━━ Input ━━
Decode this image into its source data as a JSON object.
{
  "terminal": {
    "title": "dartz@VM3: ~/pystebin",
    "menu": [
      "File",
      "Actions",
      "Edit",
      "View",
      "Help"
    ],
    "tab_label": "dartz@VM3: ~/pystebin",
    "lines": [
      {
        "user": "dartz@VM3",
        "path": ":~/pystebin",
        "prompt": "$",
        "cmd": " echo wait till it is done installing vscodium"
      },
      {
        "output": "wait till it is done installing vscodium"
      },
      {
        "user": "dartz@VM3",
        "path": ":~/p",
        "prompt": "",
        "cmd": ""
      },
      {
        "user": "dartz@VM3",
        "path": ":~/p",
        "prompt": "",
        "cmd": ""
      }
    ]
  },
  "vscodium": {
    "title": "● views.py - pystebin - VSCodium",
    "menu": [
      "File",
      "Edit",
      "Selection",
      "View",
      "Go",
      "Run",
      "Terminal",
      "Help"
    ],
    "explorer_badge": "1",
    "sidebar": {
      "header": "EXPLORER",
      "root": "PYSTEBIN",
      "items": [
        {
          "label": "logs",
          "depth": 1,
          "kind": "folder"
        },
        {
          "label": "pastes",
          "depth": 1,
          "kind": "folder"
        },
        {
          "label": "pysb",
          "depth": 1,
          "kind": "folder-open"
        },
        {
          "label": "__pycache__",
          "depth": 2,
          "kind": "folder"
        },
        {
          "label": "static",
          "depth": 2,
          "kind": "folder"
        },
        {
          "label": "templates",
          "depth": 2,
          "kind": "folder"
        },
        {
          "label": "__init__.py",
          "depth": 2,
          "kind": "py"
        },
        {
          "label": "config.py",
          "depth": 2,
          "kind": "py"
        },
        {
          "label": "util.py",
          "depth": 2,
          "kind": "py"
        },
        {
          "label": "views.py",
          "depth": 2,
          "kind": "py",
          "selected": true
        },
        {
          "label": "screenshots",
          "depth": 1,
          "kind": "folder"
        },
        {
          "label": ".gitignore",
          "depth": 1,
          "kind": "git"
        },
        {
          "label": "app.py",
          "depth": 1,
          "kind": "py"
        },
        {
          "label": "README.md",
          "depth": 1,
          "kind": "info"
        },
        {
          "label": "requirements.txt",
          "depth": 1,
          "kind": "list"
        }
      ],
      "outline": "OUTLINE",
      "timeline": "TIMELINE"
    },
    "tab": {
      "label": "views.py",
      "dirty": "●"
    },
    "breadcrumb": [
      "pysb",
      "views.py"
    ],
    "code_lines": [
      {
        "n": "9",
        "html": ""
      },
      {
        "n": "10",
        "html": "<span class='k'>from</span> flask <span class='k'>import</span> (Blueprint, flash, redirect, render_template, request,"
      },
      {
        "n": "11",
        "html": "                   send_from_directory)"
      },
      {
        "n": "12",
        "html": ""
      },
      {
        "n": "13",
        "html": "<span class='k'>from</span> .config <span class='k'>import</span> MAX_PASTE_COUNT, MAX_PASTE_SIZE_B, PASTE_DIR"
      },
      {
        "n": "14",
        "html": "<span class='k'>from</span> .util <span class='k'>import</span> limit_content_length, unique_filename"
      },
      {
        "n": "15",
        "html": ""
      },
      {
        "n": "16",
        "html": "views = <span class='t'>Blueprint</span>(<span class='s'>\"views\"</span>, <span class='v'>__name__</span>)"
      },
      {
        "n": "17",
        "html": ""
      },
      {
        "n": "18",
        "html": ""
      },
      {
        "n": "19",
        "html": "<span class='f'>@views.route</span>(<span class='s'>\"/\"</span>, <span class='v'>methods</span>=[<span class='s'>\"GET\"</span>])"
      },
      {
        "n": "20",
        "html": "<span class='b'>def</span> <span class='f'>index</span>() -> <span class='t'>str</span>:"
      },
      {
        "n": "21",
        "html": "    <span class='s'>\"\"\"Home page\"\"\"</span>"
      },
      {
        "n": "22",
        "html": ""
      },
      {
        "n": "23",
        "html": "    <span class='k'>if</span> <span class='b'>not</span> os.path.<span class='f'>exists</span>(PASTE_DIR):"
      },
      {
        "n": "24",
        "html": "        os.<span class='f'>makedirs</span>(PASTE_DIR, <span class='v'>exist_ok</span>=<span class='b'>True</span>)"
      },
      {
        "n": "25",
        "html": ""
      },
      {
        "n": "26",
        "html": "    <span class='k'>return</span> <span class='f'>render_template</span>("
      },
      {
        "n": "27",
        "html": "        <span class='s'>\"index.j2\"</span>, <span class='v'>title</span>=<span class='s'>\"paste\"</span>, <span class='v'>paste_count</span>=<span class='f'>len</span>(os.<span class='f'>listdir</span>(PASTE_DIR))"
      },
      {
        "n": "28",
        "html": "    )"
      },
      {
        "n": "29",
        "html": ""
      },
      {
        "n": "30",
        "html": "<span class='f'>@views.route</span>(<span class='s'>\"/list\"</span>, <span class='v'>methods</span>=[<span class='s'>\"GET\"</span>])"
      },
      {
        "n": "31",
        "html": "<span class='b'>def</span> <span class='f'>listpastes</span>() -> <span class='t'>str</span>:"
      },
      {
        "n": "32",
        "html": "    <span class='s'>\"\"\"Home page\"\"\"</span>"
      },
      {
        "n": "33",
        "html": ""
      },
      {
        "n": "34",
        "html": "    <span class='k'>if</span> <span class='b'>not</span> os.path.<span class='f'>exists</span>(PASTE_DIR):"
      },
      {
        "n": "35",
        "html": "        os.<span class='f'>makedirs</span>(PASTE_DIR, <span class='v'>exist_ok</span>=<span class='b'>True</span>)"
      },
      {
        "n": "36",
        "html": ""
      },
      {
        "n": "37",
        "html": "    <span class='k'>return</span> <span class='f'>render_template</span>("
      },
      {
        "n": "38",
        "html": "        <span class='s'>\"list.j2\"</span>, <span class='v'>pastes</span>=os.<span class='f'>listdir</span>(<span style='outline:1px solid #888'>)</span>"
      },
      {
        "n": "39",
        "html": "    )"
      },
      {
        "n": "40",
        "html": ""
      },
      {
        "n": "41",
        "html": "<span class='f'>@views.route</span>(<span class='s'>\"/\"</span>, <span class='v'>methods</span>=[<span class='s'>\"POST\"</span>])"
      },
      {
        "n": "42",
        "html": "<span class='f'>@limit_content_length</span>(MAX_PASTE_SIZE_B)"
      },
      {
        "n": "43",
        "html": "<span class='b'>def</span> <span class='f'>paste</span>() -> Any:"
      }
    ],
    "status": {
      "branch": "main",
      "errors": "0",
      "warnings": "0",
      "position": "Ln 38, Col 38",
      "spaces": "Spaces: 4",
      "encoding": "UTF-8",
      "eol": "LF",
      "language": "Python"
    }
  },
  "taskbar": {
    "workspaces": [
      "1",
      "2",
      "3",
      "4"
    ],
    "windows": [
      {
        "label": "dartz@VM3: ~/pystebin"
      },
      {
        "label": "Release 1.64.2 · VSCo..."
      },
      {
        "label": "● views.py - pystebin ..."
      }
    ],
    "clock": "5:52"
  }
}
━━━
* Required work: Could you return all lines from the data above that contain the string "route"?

* Response to the task:
        "html": "<span class='f'>@views.route</span>(<span class='s'>\"/\"</span>, <span class='v'>methods</span>=[<span class='s'>\"GET\"</span>])"
        "html": "<span class='f'>@views.route</span>(<span class='s'>\"/list\"</span>, <span class='v'>methods</span>=[<span class='s'>\"GET\"</span>])"
        "html": "<span class='f'>@views.route</span>(<span class='s'>\"/\"</span>, <span class='v'>methods</span>=[<span class='s'>\"POST\"</span>])"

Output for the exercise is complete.